Not only in the US but across the world, people struggle to access important political news because a vast amount of journalistic content is not fact-checked, particularly online.
Trump is simply taking advantage of a situation where we are seeing fake news,” he told Verdict. “A lot of the time online newspapers will run a story without verifying it is true because of the desire to make sure people read their publications. I think that lack of rigor is clear in the UK as much as the US.”
In other words, Trump’s relationship with the media doesn’t exist in isolation — his attack on the press is made possible thanks to the rise of online news circulating on social media.
“Now anyone has the potential to reach the public,” Courtney Radsch, director of advocacy at the Committee to Protect Journalists (CPJ) told Verdict. “That didn’t happen as of Trump’s election on November 11. The pace of technological change has accelerated over the past decade meaning individuals and leaders can get their messages directly out to the public.”
Does Trump have an impact on media outlets outside the US?
Press freedom is under threat across the globe — in countries like Russia journalists face severe punishment or even death for speaking out against the Vladimir Putin and his government. State-controlled television and newspapers are the norm.
Since Turkey’s presdient Recep Tayyip Erdogan took office, 180 media outlets operating across the country have been shut down.
Trump has sent a signal to countries such as Turkey, Ethiopia and Venezuela that “it is OK to abuse journalists,” according to Rob Mahoney, deputy executive director of the CPJ.
By contrast, it was thanks to the Obama administration that some countries responsible for routine attacks on members of the press changed their approach.
Bloggers imprisoned in Ethiopia were released ahead of a visit from Obama because he put pressure on the Ethiopian government,” Radsch told Verdict.
Journalists and political activists were also released from prisons in Vietnam.
We’ll keep working for the release of journalists who are unjustly imprisoned, including Jason Rezaian of The Washington Post, who is currently being held in Iran,” Obama said in May 2015.
And in January 2016, Obama made good on his promise — Rezaian was finally released after 18 months in a cell.
“What we see is that the charged rhetoric coming out of the White House emboldens autocratic leaders across the world,” Radsch added.
Should journalists be worried about the future of their profession under Trump?
So far, Trump’s public war on the media has been mostly a war of words.
The big worry is that his words could soon become enshrined in new laws limiting press freedom.

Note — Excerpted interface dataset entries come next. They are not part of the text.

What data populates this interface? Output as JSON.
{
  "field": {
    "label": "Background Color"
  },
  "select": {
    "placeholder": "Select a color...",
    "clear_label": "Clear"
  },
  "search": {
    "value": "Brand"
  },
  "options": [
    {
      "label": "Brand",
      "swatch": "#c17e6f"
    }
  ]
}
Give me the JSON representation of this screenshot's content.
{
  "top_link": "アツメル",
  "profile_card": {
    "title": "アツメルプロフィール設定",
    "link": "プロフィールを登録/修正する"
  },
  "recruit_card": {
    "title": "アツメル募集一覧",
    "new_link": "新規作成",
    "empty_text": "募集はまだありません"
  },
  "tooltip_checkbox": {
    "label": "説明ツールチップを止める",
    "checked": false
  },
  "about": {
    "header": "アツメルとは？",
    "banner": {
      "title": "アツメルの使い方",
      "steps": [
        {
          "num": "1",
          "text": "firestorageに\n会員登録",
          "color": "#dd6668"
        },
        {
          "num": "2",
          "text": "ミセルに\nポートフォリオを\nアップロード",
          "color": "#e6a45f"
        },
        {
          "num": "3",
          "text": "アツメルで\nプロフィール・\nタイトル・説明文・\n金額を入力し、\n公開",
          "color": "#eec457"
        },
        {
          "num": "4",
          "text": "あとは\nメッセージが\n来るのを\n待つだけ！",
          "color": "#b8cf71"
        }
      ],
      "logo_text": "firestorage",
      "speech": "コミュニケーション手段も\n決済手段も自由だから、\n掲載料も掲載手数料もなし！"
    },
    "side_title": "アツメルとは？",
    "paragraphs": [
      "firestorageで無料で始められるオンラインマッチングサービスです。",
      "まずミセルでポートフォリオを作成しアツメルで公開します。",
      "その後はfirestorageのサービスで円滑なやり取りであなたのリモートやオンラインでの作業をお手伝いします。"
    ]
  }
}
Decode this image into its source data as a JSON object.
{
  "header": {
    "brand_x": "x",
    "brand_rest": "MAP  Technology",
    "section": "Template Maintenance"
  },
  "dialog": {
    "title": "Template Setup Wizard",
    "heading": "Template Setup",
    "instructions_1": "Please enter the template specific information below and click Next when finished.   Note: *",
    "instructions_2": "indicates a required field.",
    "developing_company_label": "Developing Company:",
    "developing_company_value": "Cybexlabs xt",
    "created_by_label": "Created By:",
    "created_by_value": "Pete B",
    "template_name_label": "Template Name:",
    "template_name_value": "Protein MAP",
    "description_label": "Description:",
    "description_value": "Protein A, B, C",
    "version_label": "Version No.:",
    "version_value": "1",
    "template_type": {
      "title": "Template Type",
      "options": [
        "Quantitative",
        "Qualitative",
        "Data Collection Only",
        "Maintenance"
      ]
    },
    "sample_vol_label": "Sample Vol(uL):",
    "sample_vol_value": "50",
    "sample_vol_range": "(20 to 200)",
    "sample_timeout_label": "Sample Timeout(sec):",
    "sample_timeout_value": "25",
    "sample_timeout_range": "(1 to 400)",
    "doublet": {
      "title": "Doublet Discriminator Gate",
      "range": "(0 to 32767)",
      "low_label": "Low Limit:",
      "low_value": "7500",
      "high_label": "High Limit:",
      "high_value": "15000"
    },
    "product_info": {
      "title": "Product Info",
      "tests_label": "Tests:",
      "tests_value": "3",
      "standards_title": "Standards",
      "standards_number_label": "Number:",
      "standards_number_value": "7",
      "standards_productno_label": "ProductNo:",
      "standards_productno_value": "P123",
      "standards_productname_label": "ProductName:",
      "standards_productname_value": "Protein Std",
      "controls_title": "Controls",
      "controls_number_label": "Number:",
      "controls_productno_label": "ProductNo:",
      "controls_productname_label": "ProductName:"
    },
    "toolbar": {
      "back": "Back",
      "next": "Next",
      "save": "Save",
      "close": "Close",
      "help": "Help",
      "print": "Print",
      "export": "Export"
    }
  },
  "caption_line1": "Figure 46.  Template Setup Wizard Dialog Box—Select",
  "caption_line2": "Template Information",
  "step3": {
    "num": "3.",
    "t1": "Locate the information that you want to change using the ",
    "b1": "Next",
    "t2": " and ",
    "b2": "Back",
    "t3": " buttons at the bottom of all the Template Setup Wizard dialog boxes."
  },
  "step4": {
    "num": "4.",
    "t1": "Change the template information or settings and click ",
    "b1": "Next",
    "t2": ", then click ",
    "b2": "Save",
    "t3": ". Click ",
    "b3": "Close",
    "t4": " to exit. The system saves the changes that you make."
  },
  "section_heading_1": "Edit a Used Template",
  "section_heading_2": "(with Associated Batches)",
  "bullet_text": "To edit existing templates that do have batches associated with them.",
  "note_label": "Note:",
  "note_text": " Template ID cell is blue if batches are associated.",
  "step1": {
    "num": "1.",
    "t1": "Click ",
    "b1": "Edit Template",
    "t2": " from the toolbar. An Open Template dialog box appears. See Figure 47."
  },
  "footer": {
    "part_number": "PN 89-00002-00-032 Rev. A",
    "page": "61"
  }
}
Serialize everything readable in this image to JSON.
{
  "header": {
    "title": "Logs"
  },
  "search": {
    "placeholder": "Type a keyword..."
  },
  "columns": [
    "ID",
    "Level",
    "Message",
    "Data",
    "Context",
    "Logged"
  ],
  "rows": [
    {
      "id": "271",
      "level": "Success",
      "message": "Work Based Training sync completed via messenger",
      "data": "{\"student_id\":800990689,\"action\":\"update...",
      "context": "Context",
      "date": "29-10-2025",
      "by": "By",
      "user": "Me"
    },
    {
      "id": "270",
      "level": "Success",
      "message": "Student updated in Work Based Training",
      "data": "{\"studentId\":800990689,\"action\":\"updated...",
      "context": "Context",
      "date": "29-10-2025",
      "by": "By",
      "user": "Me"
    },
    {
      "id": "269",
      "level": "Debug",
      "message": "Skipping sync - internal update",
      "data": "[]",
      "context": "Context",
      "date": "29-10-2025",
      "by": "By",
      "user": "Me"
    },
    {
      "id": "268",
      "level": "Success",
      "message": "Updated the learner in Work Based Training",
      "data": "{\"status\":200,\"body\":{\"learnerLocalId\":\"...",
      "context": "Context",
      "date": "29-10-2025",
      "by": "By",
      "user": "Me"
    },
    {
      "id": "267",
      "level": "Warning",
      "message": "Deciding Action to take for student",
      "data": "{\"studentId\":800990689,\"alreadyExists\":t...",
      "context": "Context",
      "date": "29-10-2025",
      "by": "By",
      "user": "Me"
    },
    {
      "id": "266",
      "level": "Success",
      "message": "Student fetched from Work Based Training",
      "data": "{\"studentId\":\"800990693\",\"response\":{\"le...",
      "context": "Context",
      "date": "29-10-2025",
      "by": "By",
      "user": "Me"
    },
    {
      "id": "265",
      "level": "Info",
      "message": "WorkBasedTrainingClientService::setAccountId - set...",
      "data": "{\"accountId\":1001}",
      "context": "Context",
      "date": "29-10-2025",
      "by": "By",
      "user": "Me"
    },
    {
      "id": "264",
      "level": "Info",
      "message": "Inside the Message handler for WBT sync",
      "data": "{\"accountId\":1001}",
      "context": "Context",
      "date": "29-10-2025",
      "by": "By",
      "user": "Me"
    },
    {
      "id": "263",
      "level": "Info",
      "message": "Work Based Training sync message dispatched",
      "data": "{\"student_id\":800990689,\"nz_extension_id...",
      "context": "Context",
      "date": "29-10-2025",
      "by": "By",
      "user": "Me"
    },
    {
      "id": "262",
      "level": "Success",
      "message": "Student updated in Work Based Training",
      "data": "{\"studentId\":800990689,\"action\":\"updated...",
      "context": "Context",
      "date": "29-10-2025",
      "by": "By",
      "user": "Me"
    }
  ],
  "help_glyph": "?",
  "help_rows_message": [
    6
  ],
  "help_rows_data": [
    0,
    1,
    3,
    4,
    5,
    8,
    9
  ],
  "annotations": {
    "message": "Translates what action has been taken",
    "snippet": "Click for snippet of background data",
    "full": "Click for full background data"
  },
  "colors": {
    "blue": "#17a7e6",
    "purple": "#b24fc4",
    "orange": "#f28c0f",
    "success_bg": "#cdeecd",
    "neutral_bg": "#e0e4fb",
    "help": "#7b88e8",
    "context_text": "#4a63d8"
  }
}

“I don’t diminish the chilling effect that rhetoric has, but right now we don’t see journalists imprisoned in the US. We don’t see libel suits being brought erroneously against the press,” Radsch told Verdict.
The fear is that Trump’s corrosive anti-press rhetoric will be translated into problematic policy,” she warned.
This piece is part of a series on what US president Donald Trump’s policies will mean for the wider world. Read what Trump means for the defence industry and Nato here.